Maybe your purpose is more about launching a business. Maybe you're a busy mom and can't keep office hours, but there's something you can do from home to help bring in more money, so you want information about that. At that point, you won't benefit from a cookbook, but you could gain a lot of insight and find details here on how-to books about working from home. During this unprecedented year, millions have had to make the transition to work from home, and millions more are deciding to do that. Either way, it's not a transition that comes automatically or easily, but reading about it will inform you about what working from home entails.

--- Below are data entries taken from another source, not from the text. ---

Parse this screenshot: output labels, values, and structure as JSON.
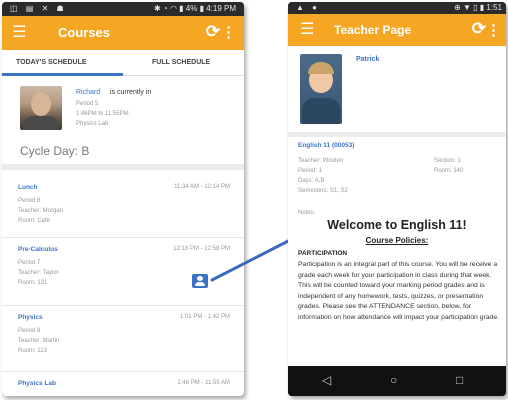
{
  "left_phone": {
    "status_bar": {
      "icons_left": "◫ ▤ ✕ ☗",
      "icons_right": "✱ ◔ ◠ ▮ 4% ▮",
      "time": "4:19 PM"
    },
    "app_bar": {
      "title": "Courses",
      "menu_icon": "menu-icon",
      "sync_icon": "sync-icon",
      "more_icon": "more-icon"
    },
    "tabs": [
      {
        "label": "TODAY'S SCHEDULE",
        "active": true
      },
      {
        "label": "FULL SCHEDULE",
        "active": false
      }
    ],
    "current_class": {
      "teacher_name": "Richard",
      "status_text": "is currently in",
      "period": "Period 5",
      "time": "1:46PM to 11:55PM",
      "room": "Physics Lab",
      "cycle_day": "Cycle Day: B"
    },
    "schedule": [
      {
        "name": "Lunch",
        "time": "11:34 AM - 12:14 PM",
        "details": [
          "Period 6",
          "Teacher: Morgan",
          "Room: Cafe"
        ]
      },
      {
        "name": "Pre-Calculus",
        "time": "12:18 PM - 12:58 PM",
        "details": [
          "Period 7",
          "Teacher: Taylor",
          "Room: 131"
        ]
      },
      {
        "name": "Physics",
        "time": "1:01 PM - 1:42 PM",
        "details": [
          "Period 8",
          "Teacher: Martin",
          "Room: 113"
        ]
      },
      {
        "name": "Physics Lab",
        "time": "1:46 PM - 11:55 AM",
        "details": []
      }
    ]
  },
  "right_phone": {
    "status_bar": {
      "icons_left": "▲ ●",
      "icons_right": "⊕ ▼ ▯ ▮ 1:51"
    },
    "app_bar": {
      "title": "Teacher Page",
      "menu_icon": "menu-icon",
      "sync_icon": "sync-icon",
      "more_icon": "more-icon"
    },
    "student_name": "Patrick",
    "course": {
      "title": "English 11 (00053)",
      "teacher": "Teacher: Wooten",
      "period": "Period: 1",
      "days": "Days: A,B",
      "semesters": "Semesters: S1, S2",
      "section": "Section: 1",
      "room": "Room: 140"
    },
    "notes_label": "Notes:",
    "welcome": "Welcome to English 11!",
    "policies_heading": "Course Policies:",
    "participation_heading": "PARTICIPATION",
    "participation_body": "Participation is an integral part of this course. You will be receive a grade each week for your participation in class during that week. This will be counted toward your marking period grades and is independent of any homework, tests, quizzes, or presentation grades. Please see the ATTENDANCE section, below, for information on how attendance will impact your participation grade.",
    "nav": {
      "back": "◁",
      "home": "○",
      "recents": "□"
    }
  },
  "colors": {
    "accent": "#f5a623",
    "link": "#3b74c7",
    "arrow": "#3b68c0"
  }
}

When you pre-read it primes your brain when it's time to go over the full text. We pre-read by going over the subheadings, for instance, the table of contents, and skimming through some pages. This is especially useful when you have formal types of academic books. Pre-reading is a sort of warm-up exercise for your brain. It prepares your brain for the rest of the information that will come about and allows your brain to be better able to pick the most essential pieces of information you need from your chosen text.

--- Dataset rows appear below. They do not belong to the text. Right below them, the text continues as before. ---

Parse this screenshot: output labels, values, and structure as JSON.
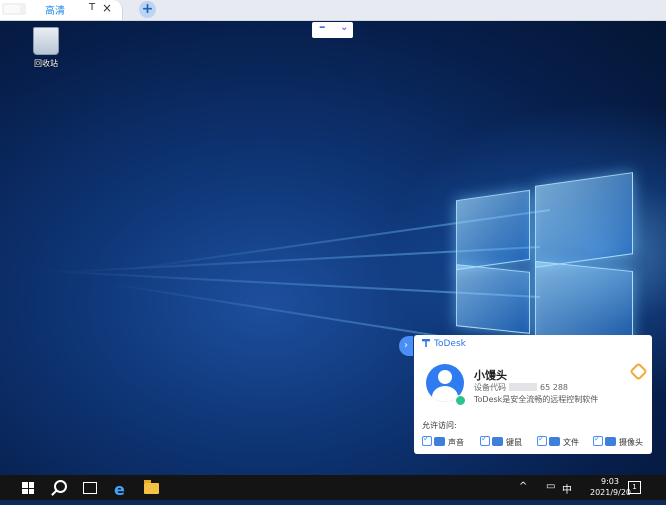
{
  "browser": {
    "tab_label": "高清",
    "tab_extra": "T",
    "tab_close": "×",
    "new_tab": "+"
  },
  "remote_toolbar": {
    "minimize": "–",
    "expand": "⌄"
  },
  "desktop": {
    "recycle_bin_label": "回收站"
  },
  "todesk": {
    "brand": "ToDesk",
    "toggle_glyph": "›",
    "user_name": "小馒头",
    "device_code_label": "设备代码",
    "device_code_visible": "65  288",
    "tagline": "ToDesk是安全流畅的远程控制软件",
    "permissions_title": "允许访问:",
    "permissions": [
      "声音",
      "键鼠",
      "文件",
      "摄像头"
    ],
    "accent_color": "#2f76e8"
  },
  "taskbar": {
    "clock_time": "9:03",
    "clock_date": "2021/9/20",
    "ime": "中",
    "chevron": "^",
    "notif_count": "1"
  }
}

Highlighting essential sentences or paragraphs is extremely helpful for retaining information. The problem, however, with highlighting is that we wind up highlighting way too much. This happens because we tend to highlight before we begin to understand. Before your pages become a neon of colored highlights, make sure that you only highlight what is essential to improve your understanding and not highlight the whole page.
You might think there have been no new ways to read, but even the ancient skill of reading comes up with innovative ways; enter speed reading. The standard slow process shouldn't affect your understanding, but it does kill your enthusiasm. The average adult goes through around 200 to 250 words per minute. A college student can read around 450 words, while a professor averages about 650 words per minute, to mention a few examples. The average speed reader can manage 1,500 words; quite a difference! Of course, the argument arises between quality and quantity. For avid readers, they want both quantity and quality, which leads us to the next point.
Life is too short to expect to gain knowledge from just one type of genre. Some basic outcomes of reading are to expand your mind, perceive situations and events differently, expose yourself to other viewpoints, and more. If you only stick to one author and one type of material, you are missing out on a great opportunity to learn new things.
Having said that, if there's a book you are simply not enjoying, remember that life is also too short to continue reading it. Simply, close it, put it away and maybe give it another go later on, or give it away. There is no shame or guilt in not liking a book; even if it's from a favorite author. It's pretty much clear that you won't gain anything from a book that you don't even enjoy, let alone expect to learn something from it.
If you're able to summarize what you have read, then you have understood. When you summarize, you are bringing up all the major points that enhance your understanding. You can easily do so chapter by chapter.
Take a good look at your life and what's going on in it. Accordingly, you'll choose the material that is much more suitable for your situation and circumstances. When you read a piece of information that you find beneficial, look for a way to apply it to your life. Knowledge for the sake of knowledge isn't all that beneficial. But the application of knowledge from a helpful book is what will help you and make your life more interesting and more meaningful.